• **Problem description**: A word-for-word repetition of all the entries is needed.

Recorded data
*** Block opens ***

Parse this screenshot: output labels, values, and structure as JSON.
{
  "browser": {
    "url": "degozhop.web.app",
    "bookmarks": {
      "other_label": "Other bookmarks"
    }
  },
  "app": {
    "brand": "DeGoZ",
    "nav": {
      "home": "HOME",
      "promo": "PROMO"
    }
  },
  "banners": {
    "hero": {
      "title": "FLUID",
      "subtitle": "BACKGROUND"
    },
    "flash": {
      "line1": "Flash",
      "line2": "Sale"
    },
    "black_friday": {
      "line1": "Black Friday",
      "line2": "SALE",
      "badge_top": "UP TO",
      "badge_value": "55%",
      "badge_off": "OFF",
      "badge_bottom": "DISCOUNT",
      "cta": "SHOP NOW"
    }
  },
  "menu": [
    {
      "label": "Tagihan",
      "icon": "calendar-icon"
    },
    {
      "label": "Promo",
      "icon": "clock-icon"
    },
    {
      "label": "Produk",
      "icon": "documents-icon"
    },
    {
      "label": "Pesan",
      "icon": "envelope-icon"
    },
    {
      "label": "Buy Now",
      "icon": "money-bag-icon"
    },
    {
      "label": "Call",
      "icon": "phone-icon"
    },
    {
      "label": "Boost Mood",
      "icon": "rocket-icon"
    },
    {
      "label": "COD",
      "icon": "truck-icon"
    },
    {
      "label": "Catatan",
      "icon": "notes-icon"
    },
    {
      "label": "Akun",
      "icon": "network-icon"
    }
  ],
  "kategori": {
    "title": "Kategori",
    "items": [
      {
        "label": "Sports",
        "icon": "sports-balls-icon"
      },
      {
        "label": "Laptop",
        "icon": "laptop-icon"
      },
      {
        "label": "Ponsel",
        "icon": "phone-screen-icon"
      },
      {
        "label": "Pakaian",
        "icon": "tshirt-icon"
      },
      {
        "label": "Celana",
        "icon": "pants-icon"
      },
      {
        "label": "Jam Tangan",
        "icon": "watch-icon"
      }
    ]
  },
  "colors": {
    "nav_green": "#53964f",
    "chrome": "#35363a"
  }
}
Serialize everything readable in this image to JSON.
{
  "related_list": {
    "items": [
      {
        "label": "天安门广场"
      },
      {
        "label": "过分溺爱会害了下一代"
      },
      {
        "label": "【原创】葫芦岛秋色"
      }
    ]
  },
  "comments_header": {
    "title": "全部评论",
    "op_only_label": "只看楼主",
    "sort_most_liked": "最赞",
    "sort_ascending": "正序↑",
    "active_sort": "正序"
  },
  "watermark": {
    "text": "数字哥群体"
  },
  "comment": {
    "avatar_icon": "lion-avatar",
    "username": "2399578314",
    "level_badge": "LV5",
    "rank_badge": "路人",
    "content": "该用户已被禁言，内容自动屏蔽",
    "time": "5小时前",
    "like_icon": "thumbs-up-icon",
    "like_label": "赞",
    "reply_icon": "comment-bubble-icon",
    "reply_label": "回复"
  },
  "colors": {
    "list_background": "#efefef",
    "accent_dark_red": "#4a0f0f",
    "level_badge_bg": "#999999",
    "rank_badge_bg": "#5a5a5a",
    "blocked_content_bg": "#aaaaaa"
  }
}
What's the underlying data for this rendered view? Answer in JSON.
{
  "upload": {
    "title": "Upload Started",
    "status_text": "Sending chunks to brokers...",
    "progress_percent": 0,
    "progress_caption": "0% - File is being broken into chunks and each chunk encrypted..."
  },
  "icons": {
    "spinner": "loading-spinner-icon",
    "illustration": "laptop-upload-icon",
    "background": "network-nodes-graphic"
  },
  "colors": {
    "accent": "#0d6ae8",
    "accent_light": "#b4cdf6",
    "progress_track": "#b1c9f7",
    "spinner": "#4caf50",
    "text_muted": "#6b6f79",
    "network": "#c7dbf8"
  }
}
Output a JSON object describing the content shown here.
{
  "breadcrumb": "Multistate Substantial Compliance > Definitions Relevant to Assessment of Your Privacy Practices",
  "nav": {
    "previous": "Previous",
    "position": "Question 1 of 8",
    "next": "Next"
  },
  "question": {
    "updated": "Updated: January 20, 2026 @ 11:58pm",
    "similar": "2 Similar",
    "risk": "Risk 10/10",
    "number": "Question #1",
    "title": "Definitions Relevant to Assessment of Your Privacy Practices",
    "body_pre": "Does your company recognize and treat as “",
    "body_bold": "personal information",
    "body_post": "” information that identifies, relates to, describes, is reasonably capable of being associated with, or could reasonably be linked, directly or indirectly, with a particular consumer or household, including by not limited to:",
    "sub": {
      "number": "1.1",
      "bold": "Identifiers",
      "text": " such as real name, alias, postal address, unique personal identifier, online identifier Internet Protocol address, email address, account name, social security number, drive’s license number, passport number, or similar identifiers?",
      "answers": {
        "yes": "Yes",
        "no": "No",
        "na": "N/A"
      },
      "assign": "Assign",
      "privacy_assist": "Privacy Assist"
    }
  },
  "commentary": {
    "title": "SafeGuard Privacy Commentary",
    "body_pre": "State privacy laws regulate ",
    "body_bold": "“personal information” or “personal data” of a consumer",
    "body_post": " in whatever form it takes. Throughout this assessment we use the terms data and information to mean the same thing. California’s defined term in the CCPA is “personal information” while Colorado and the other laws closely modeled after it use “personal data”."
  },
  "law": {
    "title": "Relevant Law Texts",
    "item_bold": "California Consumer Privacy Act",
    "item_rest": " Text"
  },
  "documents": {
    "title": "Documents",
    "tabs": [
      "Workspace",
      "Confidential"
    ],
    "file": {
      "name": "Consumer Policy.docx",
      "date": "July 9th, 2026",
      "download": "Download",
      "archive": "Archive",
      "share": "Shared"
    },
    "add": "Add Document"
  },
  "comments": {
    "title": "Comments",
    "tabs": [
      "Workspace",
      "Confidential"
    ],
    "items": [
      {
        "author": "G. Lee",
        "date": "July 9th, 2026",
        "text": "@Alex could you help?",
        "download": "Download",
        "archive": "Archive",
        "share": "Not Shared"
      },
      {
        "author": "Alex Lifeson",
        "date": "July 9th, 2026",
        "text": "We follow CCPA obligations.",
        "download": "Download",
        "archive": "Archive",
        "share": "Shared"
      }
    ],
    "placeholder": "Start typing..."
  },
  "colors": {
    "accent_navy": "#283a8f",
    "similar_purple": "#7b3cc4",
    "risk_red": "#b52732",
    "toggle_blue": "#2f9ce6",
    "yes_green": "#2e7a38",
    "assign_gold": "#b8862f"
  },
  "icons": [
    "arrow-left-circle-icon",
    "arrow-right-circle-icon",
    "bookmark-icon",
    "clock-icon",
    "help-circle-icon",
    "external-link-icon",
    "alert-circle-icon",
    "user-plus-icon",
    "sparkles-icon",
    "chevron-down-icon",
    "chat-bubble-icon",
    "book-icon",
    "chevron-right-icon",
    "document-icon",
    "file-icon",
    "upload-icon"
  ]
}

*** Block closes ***

• **Solved exercise**:
Parse this screenshot: output labels, values, and structure as JSON.
{
  "browser": {
    "url": "degozhop.web.app",
    "bookmarks": {
      "other_label": "Other bookmarks"
    }
  },
  "app": {
    "brand": "DeGoZ",
    "nav": {
      "home": "HOME",
      "promo": "PROMO"
    }
  },
  "banners": {
    "hero": {
      "title": "FLUID",
      "subtitle": "BACKGROUND"
    },
    "flash": {
      "line1": "Flash",
      "line2": "Sale"
    },
    "black_friday": {
      "line1": "Black Friday",
      "line2": "SALE",
      "badge_top": "UP TO",
      "badge_value": "55%",
      "badge_off": "OFF",
      "badge_bottom": "DISCOUNT",
      "cta": "SHOP NOW"
    }
  },
  "menu": [
    {
      "label": "Tagihan",
      "icon": "calendar-icon"
    },
    {
      "label": "Promo",
      "icon": "clock-icon"
    },
    {
      "label": "Produk",
      "icon": "documents-icon"
    },
    {
      "label": "Pesan",
      "icon": "envelope-icon"
    },
    {
      "label": "Buy Now",
      "icon": "money-bag-icon"
    },
    {
      "label": "Call",
      "icon": "phone-icon"
    },
    {
      "label": "Boost Mood",
      "icon": "rocket-icon"
    },
    {
      "label": "COD",
      "icon": "truck-icon"
    },
    {
      "label": "Catatan",
      "icon": "notes-icon"
    },
    {
      "label": "Akun",
      "icon": "network-icon"
    }
  ],
  "kategori": {
    "title": "Kategori",
    "items": [
      {
        "label": "Sports",
        "icon": "sports-balls-icon"
      },
      {
        "label": "Laptop",
        "icon": "laptop-icon"
      },
      {
        "label": "Ponsel",
        "icon": "phone-screen-icon"
      },
      {
        "label": "Pakaian",
        "icon": "tshirt-icon"
      },
      {
        "label": "Celana",
        "icon": "pants-icon"
      },
      {
        "label": "Jam Tangan",
        "icon": "watch-icon"
      }
    ]
  },
  "colors": {
    "nav_green": "#53964f",
    "chrome": "#35363a"
  }
}
Serialize everything readable in this image to JSON.
{
  "related_list": {
    "items": [
      {
        "label": "天安门广场"
      },
      {
        "label": "过分溺爱会害了下一代"
      },
      {
        "label": "【原创】葫芦岛秋色"
      }
    ]
  },
  "comments_header": {
    "title": "全部评论",
    "op_only_label": "只看楼主",
    "sort_most_liked": "最赞",
    "sort_ascending": "正序↑",
    "active_sort": "正序"
  },
  "watermark": {
    "text": "数字哥群体"
  },
  "comment": {
    "avatar_icon": "lion-avatar",
    "username": "2399578314",
    "level_badge": "LV5",
    "rank_badge": "路人",
    "content": "该用户已被禁言，内容自动屏蔽",
    "time": "5小时前",
    "like_icon": "thumbs-up-icon",
    "like_label": "赞",
    "reply_icon": "comment-bubble-icon",
    "reply_label": "回复"
  },
  "colors": {
    "list_background": "#efefef",
    "accent_dark_red": "#4a0f0f",
    "level_badge_bg": "#999999",
    "rank_badge_bg": "#5a5a5a",
    "blocked_content_bg": "#aaaaaa"
  }
}
What's the underlying data for this rendered view? Answer in JSON.
{
  "upload": {
    "title": "Upload Started",
    "status_text": "Sending chunks to brokers...",
    "progress_percent": 0,
    "progress_caption": "0% - File is being broken into chunks and each chunk encrypted..."
  },
  "icons": {
    "spinner": "loading-spinner-icon",
    "illustration": "laptop-upload-icon",
    "background": "network-nodes-graphic"
  },
  "colors": {
    "accent": "#0d6ae8",
    "accent_light": "#b4cdf6",
    "progress_track": "#b1c9f7",
    "spinner": "#4caf50",
    "text_muted": "#6b6f79",
    "network": "#c7dbf8"
  }
}
Output a JSON object describing the content shown here.
{
  "breadcrumb": "Multistate Substantial Compliance > Definitions Relevant to Assessment of Your Privacy Practices",
  "nav": {
    "previous": "Previous",
    "position": "Question 1 of 8",
    "next": "Next"
  },
  "question": {
    "updated": "Updated: January 20, 2026 @ 11:58pm",
    "similar": "2 Similar",
    "risk": "Risk 10/10",
    "number": "Question #1",
    "title": "Definitions Relevant to Assessment of Your Privacy Practices",
    "body_pre": "Does your company recognize and treat as “",
    "body_bold": "personal information",
    "body_post": "” information that identifies, relates to, describes, is reasonably capable of being associated with, or could reasonably be linked, directly or indirectly, with a particular consumer or household, including by not limited to:",
    "sub": {
      "number": "1.1",
      "bold": "Identifiers",
      "text": " such as real name, alias, postal address, unique personal identifier, online identifier Internet Protocol address, email address, account name, social security number, drive’s license number, passport number, or similar identifiers?",
      "answers": {
        "yes": "Yes",
        "no": "No",
        "na": "N/A"
      },
      "assign": "Assign",
      "privacy_assist": "Privacy Assist"
    }
  },
  "commentary": {
    "title": "SafeGuard Privacy Commentary",
    "body_pre": "State privacy laws regulate ",
    "body_bold": "“personal information” or “personal data” of a consumer",
    "body_post": " in whatever form it takes. Throughout this assessment we use the terms data and information to mean the same thing. California’s defined term in the CCPA is “personal information” while Colorado and the other laws closely modeled after it use “personal data”."
  },
  "law": {
    "title": "Relevant Law Texts",
    "item_bold": "California Consumer Privacy Act",
    "item_rest": " Text"
  },
  "documents": {
    "title": "Documents",
    "tabs": [
      "Workspace",
      "Confidential"
    ],
    "file": {
      "name": "Consumer Policy.docx",
      "date": "July 9th, 2026",
      "download": "Download",
      "archive": "Archive",
      "share": "Shared"
    },
    "add": "Add Document"
  },
  "comments": {
    "title": "Comments",
    "tabs": [
      "Workspace",
      "Confidential"
    ],
    "items": [
      {
        "author": "G. Lee",
        "date": "July 9th, 2026",
        "text": "@Alex could you help?",
        "download": "Download",
        "archive": "Archive",
        "share": "Not Shared"
      },
      {
        "author": "Alex Lifeson",
        "date": "July 9th, 2026",
        "text": "We follow CCPA obligations.",
        "download": "Download",
        "archive": "Archive",
        "share": "Shared"
      }
    ],
    "placeholder": "Start typing..."
  },
  "colors": {
    "accent_navy": "#283a8f",
    "similar_purple": "#7b3cc4",
    "risk_red": "#b52732",
    "toggle_blue": "#2f9ce6",
    "yes_green": "#2e7a38",
    "assign_gold": "#b8862f"
  },
  "icons": [
    "arrow-left-circle-icon",
    "arrow-right-circle-icon",
    "bookmark-icon",
    "clock-icon",
    "help-circle-icon",
    "external-link-icon",
    "alert-circle-icon",
    "user-plus-icon",
    "sparkles-icon",
    "chevron-down-icon",
    "chat-bubble-icon",
    "book-icon",
    "chevron-right-icon",
    "document-icon",
    "file-icon",
    "upload-icon"
  ]
}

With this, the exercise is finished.